Work item >> Repeat the entries below exactly and in full.
○ ○ ○
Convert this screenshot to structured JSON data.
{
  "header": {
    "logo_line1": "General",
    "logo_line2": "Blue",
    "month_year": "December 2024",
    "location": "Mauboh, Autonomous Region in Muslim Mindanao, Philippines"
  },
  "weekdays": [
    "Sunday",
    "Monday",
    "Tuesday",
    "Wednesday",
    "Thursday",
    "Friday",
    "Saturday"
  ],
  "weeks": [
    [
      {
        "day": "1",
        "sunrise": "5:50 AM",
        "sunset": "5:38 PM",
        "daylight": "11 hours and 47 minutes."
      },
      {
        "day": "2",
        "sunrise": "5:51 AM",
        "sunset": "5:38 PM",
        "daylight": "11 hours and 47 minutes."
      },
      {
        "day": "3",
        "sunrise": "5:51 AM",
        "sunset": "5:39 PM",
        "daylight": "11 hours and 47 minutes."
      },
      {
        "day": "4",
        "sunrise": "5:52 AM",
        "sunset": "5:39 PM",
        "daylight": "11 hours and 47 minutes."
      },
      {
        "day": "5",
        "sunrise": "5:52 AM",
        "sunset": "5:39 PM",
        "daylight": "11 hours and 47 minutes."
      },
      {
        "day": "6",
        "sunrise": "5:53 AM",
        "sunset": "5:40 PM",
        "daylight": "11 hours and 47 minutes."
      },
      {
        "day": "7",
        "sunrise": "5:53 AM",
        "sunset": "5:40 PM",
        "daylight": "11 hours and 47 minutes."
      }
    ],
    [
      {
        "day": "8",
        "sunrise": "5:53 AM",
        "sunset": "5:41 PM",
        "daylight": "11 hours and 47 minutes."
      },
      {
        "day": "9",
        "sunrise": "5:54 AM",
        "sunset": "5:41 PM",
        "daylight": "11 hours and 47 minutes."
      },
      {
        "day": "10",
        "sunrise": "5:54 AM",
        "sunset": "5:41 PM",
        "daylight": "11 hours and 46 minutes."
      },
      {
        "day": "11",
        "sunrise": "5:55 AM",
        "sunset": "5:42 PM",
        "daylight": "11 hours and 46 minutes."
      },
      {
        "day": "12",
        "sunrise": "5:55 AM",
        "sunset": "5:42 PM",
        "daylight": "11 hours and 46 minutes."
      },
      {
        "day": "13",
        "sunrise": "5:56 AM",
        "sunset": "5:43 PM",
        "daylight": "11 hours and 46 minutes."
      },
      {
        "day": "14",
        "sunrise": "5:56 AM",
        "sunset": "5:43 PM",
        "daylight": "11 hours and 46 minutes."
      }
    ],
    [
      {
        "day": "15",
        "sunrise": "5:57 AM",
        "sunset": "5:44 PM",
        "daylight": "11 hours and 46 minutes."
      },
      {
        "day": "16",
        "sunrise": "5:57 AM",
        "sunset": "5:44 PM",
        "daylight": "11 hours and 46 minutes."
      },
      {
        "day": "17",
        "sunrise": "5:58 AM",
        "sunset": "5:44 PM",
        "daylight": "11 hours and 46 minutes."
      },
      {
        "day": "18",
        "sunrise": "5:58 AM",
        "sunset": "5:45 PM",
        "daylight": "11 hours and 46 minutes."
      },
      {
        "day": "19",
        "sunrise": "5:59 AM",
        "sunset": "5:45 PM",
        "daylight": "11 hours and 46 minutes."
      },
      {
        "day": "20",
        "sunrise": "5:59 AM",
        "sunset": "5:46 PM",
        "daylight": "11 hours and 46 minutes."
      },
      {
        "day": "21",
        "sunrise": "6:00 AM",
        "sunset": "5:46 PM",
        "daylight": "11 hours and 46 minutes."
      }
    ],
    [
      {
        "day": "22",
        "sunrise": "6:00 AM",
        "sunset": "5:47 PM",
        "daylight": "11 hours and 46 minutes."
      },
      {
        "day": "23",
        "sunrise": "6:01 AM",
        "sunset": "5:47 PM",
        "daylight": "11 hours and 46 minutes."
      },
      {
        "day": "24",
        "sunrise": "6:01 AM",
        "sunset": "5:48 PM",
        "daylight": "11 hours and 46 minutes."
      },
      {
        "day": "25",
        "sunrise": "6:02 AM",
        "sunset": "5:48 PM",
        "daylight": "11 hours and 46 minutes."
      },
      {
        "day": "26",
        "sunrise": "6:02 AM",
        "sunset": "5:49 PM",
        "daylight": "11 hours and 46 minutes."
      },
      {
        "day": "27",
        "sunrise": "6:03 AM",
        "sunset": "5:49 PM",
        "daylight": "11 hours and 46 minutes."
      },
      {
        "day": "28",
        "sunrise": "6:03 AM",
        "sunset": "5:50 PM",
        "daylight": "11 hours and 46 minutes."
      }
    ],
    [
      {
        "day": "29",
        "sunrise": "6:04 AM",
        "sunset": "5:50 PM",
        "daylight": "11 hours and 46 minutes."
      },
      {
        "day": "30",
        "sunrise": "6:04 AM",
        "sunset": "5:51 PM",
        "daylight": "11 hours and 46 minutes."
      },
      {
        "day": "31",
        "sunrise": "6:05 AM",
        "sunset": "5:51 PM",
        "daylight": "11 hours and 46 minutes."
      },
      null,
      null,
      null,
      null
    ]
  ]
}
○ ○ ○
Answer box >>
Convert this screenshot to structured JSON data.
{
  "header": {
    "logo_line1": "General",
    "logo_line2": "Blue",
    "month_year": "December 2024",
    "location": "Mauboh, Autonomous Region in Muslim Mindanao, Philippines"
  },
  "weekdays": [
    "Sunday",
    "Monday",
    "Tuesday",
    "Wednesday",
    "Thursday",
    "Friday",
    "Saturday"
  ],
  "weeks": [
    [
      {
        "day": "1",
        "sunrise": "5:50 AM",
        "sunset": "5:38 PM",
        "daylight": "11 hours and 47 minutes."
      },
      {
        "day": "2",
        "sunrise": "5:51 AM",
        "sunset": "5:38 PM",
        "daylight": "11 hours and 47 minutes."
      },
      {
        "day": "3",
        "sunrise": "5:51 AM",
        "sunset": "5:39 PM",
        "daylight": "11 hours and 47 minutes."
      },
      {
        "day": "4",
        "sunrise": "5:52 AM",
        "sunset": "5:39 PM",
        "daylight": "11 hours and 47 minutes."
      },
      {
        "day": "5",
        "sunrise": "5:52 AM",
        "sunset": "5:39 PM",
        "daylight": "11 hours and 47 minutes."
      },
      {
        "day": "6",
        "sunrise": "5:53 AM",
        "sunset": "5:40 PM",
        "daylight": "11 hours and 47 minutes."
      },
      {
        "day": "7",
        "sunrise": "5:53 AM",
        "sunset": "5:40 PM",
        "daylight": "11 hours and 47 minutes."
      }
    ],
    [
      {
        "day": "8",
        "sunrise": "5:53 AM",
        "sunset": "5:41 PM",
        "daylight": "11 hours and 47 minutes."
      },
      {
        "day": "9",
        "sunrise": "5:54 AM",
        "sunset": "5:41 PM",
        "daylight": "11 hours and 47 minutes."
      },
      {
        "day": "10",
        "sunrise": "5:54 AM",
        "sunset": "5:41 PM",
        "daylight": "11 hours and 46 minutes."
      },
      {
        "day": "11",
        "sunrise": "5:55 AM",
        "sunset": "5:42 PM",
        "daylight": "11 hours and 46 minutes."
      },
      {
        "day": "12",
        "sunrise": "5:55 AM",
        "sunset": "5:42 PM",
        "daylight": "11 hours and 46 minutes."
      },
      {
        "day": "13",
        "sunrise": "5:56 AM",
        "sunset": "5:43 PM",
        "daylight": "11 hours and 46 minutes."
      },
      {
        "day": "14",
        "sunrise": "5:56 AM",
        "sunset": "5:43 PM",
        "daylight": "11 hours and 46 minutes."
      }
    ],
    [
      {
        "day": "15",
        "sunrise": "5:57 AM",
        "sunset": "5:44 PM",
        "daylight": "11 hours and 46 minutes."
      },
      {
        "day": "16",
        "sunrise": "5:57 AM",
        "sunset": "5:44 PM",
        "daylight": "11 hours and 46 minutes."
      },
      {
        "day": "17",
        "sunrise": "5:58 AM",
        "sunset": "5:44 PM",
        "daylight": "11 hours and 46 minutes."
      },
      {
        "day": "18",
        "sunrise": "5:58 AM",
        "sunset": "5:45 PM",
        "daylight": "11 hours and 46 minutes."
      },
      {
        "day": "19",
        "sunrise": "5:59 AM",
        "sunset": "5:45 PM",
        "daylight": "11 hours and 46 minutes."
      },
      {
        "day": "20",
        "sunrise": "5:59 AM",
        "sunset": "5:46 PM",
        "daylight": "11 hours and 46 minutes."
      },
      {
        "day": "21",
        "sunrise": "6:00 AM",
        "sunset": "5:46 PM",
        "daylight": "11 hours and 46 minutes."
      }
    ],
    [
      {
        "day": "22",
        "sunrise": "6:00 AM",
        "sunset": "5:47 PM",
        "daylight": "11 hours and 46 minutes."
      },
      {
        "day": "23",
        "sunrise": "6:01 AM",
        "sunset": "5:47 PM",
        "daylight": "11 hours and 46 minutes."
      },
      {
        "day": "24",
        "sunrise": "6:01 AM",
        "sunset": "5:48 PM",
        "daylight": "11 hours and 46 minutes."
      },
      {
        "day": "25",
        "sunrise": "6:02 AM",
        "sunset": "5:48 PM",
        "daylight": "11 hours and 46 minutes."
      },
      {
        "day": "26",
        "sunrise": "6:02 AM",
        "sunset": "5:49 PM",
        "daylight": "11 hours and 46 minutes."
      },
      {
        "day": "27",
        "sunrise": "6:03 AM",
        "sunset": "5:49 PM",
        "daylight": "11 hours and 46 minutes."
      },
      {
        "day": "28",
        "sunrise": "6:03 AM",
        "sunset": "5:50 PM",
        "daylight": "11 hours and 46 minutes."
      }
    ],
    [
      {
        "day": "29",
        "sunrise": "6:04 AM",
        "sunset": "5:50 PM",
        "daylight": "11 hours and 46 minutes."
      },
      {
        "day": "30",
        "sunrise": "6:04 AM",
        "sunset": "5:51 PM",
        "daylight": "11 hours and 46 minutes."
      },
      {
        "day": "31",
        "sunrise": "6:05 AM",
        "sunset": "5:51 PM",
        "daylight": "11 hours and 46 minutes."
      },
      null,
      null,
      null,
      null
    ]
  ]
}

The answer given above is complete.